The company’s own global network currently delivers many benefits to its customers and employees. It is used for corporate communications and marketing, supply chain management, employee benefit support, customer service and support, and electronic (e-) commerce. Currently, 80 percent of Cisco’s customer support is delivered via the network, and customer satisfaction is just as high or higher than through traditional methods such as responding to telephone inquiries, Deutsch says. The company receives 75 percent of its product orders through the Internet, resulting in revenue of $8 billion, and saves approximately $500 million per year by conducting business this way. The money can be reinvested in the company’s research and development efforts. “E-commerce gives a substantial amount of savings, and if you’re not doing this, you’re behind your competitor,” he asserts.

Garstka suggests that the government could learn a lesson from the way Cisco delivers employee benefit support. For example, through its global network, the company provides travel guidelines and arrangements as well as reimbursement filing online. This is managed by a limited number of staff members. Deutsch believes this approach could be expanded to the government within agencies and then extended further to service to the customer. Because the process involves taking information access barriers down, he agrees that every agency would have to make a prudent decision about which information and how widely this data would be made available. “Any agency that answers questions by phone now could do this. Personal information can lead to personalized service,” he explains.

Deutsch also agrees with Garstka that many of these changes require a cultural mindset shift on the part of both the provider and user. Service and product providers, including government agencies, must begin to change the way they think about what information should be available and how they can use the Internet in different ways. Once these enhanced services are available, users must take advantage of this new way of acquiring information or obtaining services.
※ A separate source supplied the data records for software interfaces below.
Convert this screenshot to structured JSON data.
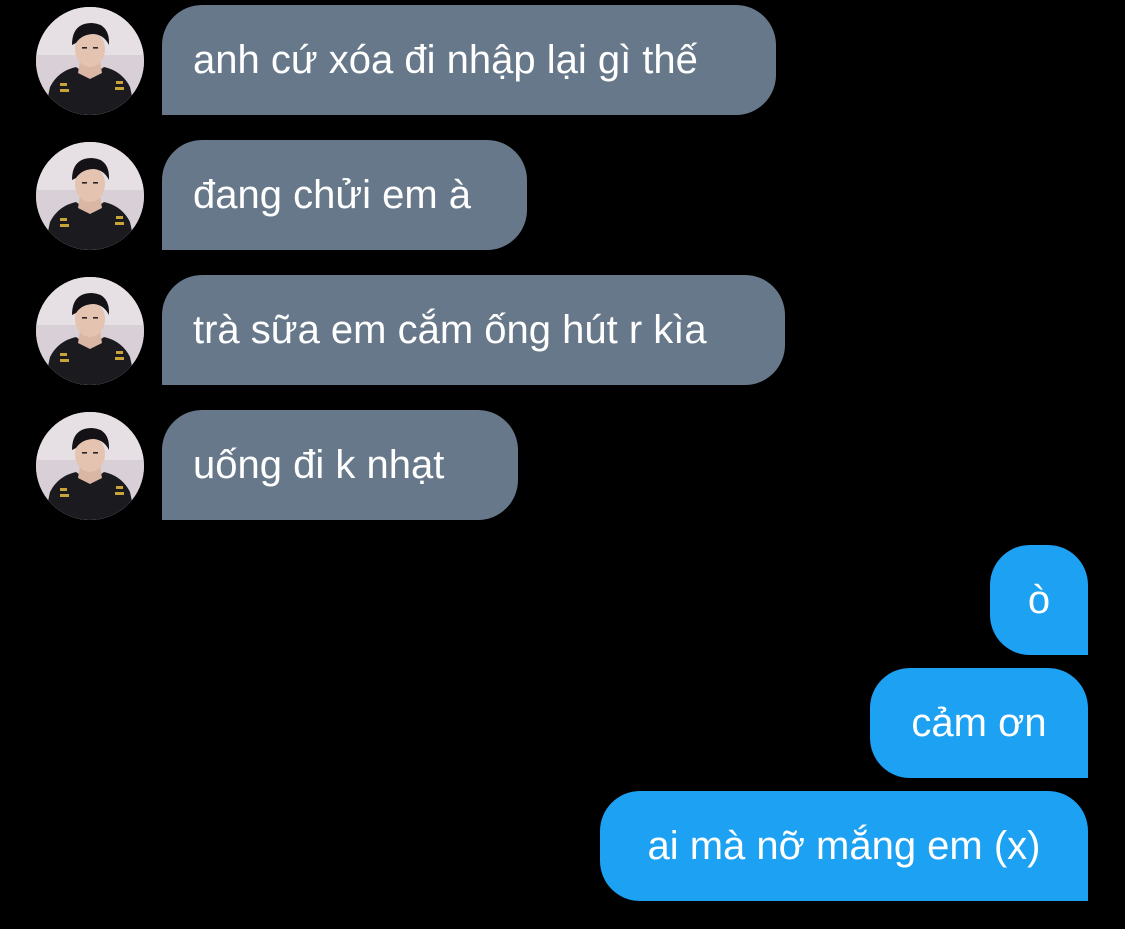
{
  "colors": {
    "background": "#000000",
    "incoming_bubble": "#66788a",
    "outgoing_bubble": "#1da1f2",
    "text": "#ffffff"
  },
  "conversation": {
    "incoming": [
      {
        "text": "anh cứ xóa đi nhập lại gì thế",
        "avatar_icon": "profile-photo"
      },
      {
        "text": "đang chửi em à",
        "avatar_icon": "profile-photo"
      },
      {
        "text": "trà sữa em cắm ống hút r kìa",
        "avatar_icon": "profile-photo"
      },
      {
        "text": "uống đi k nhạt",
        "avatar_icon": "profile-photo"
      }
    ],
    "outgoing": [
      {
        "text": "ò"
      },
      {
        "text": "cảm ơn"
      },
      {
        "text": "ai mà nỡ mắng em (x)"
      }
    ]
  }
}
To facilitate these changes, Garstka suggests that GovTechNet exhibitors take advantage of the opportunity to talk with customers one-on-one, but he emphasizes that this will take preparation. “Vendors need to learn more about the customer and their needs. I recommend they do their homework. Understand what the services’ visions are, what they are doing, and what they have been doing in terms of research or experiments. Also, find out and understand where the people standing in front of you are in the organization’s layers. Do they have influence on the acquisition or not? Do they make decisions? Then have talking points to use to those particular people,” he recommends.

The more than 20 organizations participating in ATD are contributing various services such as access, test equipment, switches and security. Some of the representative technologies and applications include the following: U.S. Air Force, voice and Internet application; The Boeing Company, ATM test equipment; Cisco, ATM, voice over IP; GTE, Pathway, WarriorView, InfoWorkSpace; IBM/Lotus, collaboration, e-mail; LSA Photonics, wireless access; Motorola, voice over IP; and Netcom Solutions International, ATM test equipment.